The Home Office has announced plans to issue Taser electric stunguns much more widely across the police services of England and Wales. Once plans are complete, approximately 20 per cent of officers south of the border will be authorised to carry the weapons.
Home Office Minister Alan Campbell told the BBC this morning that the police did not use Tasers lightly.
"They're used under very strict circumstances and there are very clear guidelines," he said.
"Last year they were only used on 93 occasions out of the more than 600 that they were deployed. We don't expect them to be used as a weapon of choice routinely.
"I am sure one of the intentions is to make sure we don't need to use guns as often."

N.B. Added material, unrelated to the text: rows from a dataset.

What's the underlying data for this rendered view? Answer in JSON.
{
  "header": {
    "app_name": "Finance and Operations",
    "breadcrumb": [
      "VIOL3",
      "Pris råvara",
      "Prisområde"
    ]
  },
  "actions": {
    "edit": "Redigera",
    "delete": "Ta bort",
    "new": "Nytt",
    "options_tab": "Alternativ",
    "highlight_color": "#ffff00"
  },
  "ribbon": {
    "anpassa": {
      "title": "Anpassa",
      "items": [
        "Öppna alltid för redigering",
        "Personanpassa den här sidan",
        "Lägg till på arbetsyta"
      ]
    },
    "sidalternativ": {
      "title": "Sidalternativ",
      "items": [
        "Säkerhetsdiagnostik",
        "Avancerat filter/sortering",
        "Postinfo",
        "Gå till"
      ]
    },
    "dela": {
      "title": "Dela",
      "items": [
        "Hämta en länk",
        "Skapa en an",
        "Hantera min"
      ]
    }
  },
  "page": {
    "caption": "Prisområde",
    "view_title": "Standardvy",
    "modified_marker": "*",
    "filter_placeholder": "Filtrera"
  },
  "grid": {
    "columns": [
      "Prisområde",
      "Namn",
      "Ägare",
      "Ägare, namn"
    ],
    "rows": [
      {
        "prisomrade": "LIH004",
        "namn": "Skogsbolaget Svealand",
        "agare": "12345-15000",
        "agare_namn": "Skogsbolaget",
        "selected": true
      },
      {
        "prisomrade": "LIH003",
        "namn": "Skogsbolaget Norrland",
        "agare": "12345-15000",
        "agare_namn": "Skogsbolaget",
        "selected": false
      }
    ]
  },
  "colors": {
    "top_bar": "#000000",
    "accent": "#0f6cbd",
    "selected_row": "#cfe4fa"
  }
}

It appeared that the 93 "uses" referred to by Mr Campbell was the figure for discharges, weapons actually launching barbs to hit and shock an opponent. However, it would be normal (based on previous figures) for this number of discharges to be accompanied by a further fifteen or more "drive stuns", where the Taser is used as a contact zapper. On other occasions, surrender is produced by merely drawing the weapon, illuminating its laser-dot aiming device, or "arcing" - letting a menacing crackle of juice pass between the contacts.
Until 2007, only police firearms officers could use Tasers, and then only in situations where they were also cleared to use lethal force. Such "firearms authority" clearance is normally only given where armed opposition is thought likely.

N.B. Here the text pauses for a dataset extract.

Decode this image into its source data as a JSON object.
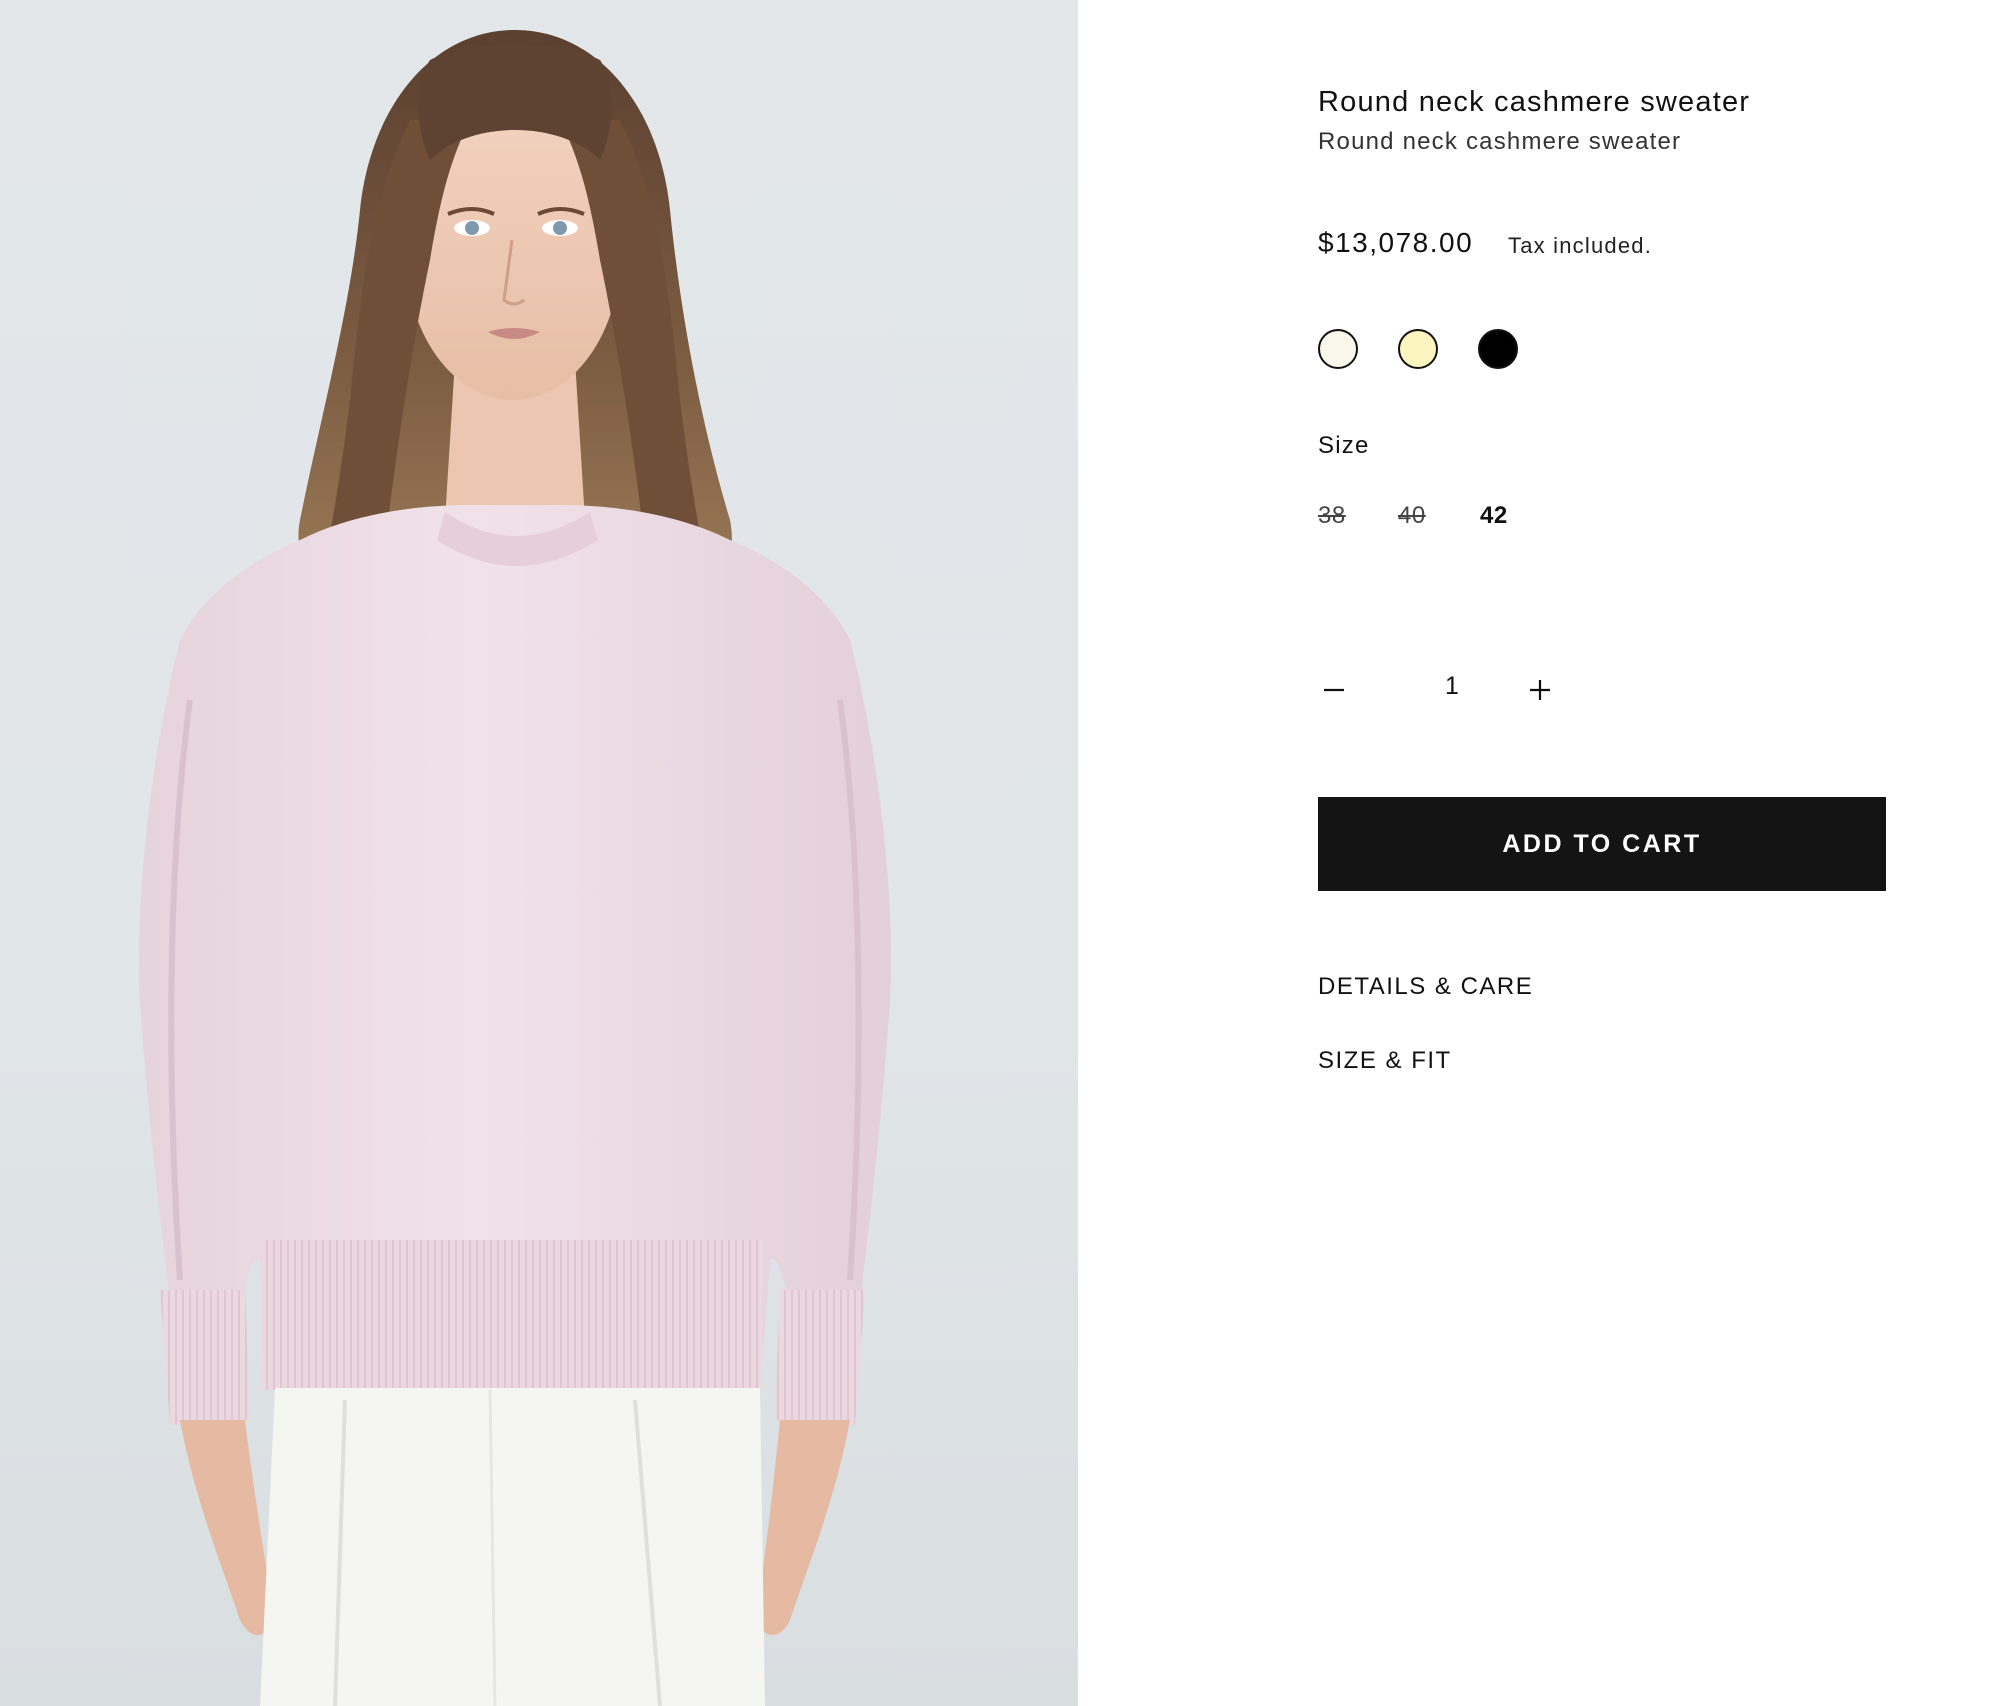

However, the cops argue that there are also many other situations, not justifying them in using guns, which are nonetheless violent and dangerous - with both police and suspects winding up badly injured as routine. They say that Tasers are actually much more useful in these situations than in gunfights, as it is unfair to expect a cop faced with a firearm-toting enemy to rely on a Taser - which is single-shot only, and has very limited range.
Since last year, both firearms plods and specially-trained trials units in a number of forces have been carrying and using Tasers. The Home Office consider the experiment to have been a success, reducing injuries among both police and suspects, and now intend to purchase another 10,000 weapons and train up to 30,000 officers to use them.
As there are approximately 140,000 police in England and wales, this would equate to around one in five having the option to carry a Taser.
Amnesty International, which has previously called for a moratorium on Taser use, seemed to take a more moderate line this morning. Amnesty spokesman Oliver Sprague told the Beeb:
"Amnesty is not opposed to the use of Tasers but they should be limited."
Nonetheless the organisation thought the expansion of use in Britain was a bad thing. Amnesty is especially concerned that the stun weapons might be used inappropriately on drug addicts or the emotionally disturbed. New York emergency-services cops (think combination SWAT/rescue unit) Tased such a suspect in September, causing him to fall off a building ledge to his death. The case remains under investigation, but the Tasing appears to have violated NYPD guidelines on the weapons' use, and the head of the Emergency Services squad has been replaced.
Famous comedy MP Lembit Opik also voiced his opposition, telling the BBC:
"We're talking about increasing the firepower of the police in a way that I think brutalises the entire service."
Both the Police Federation (rank and file plods) and the Association of Chief Police Officers (management) welcomed the move, however. ®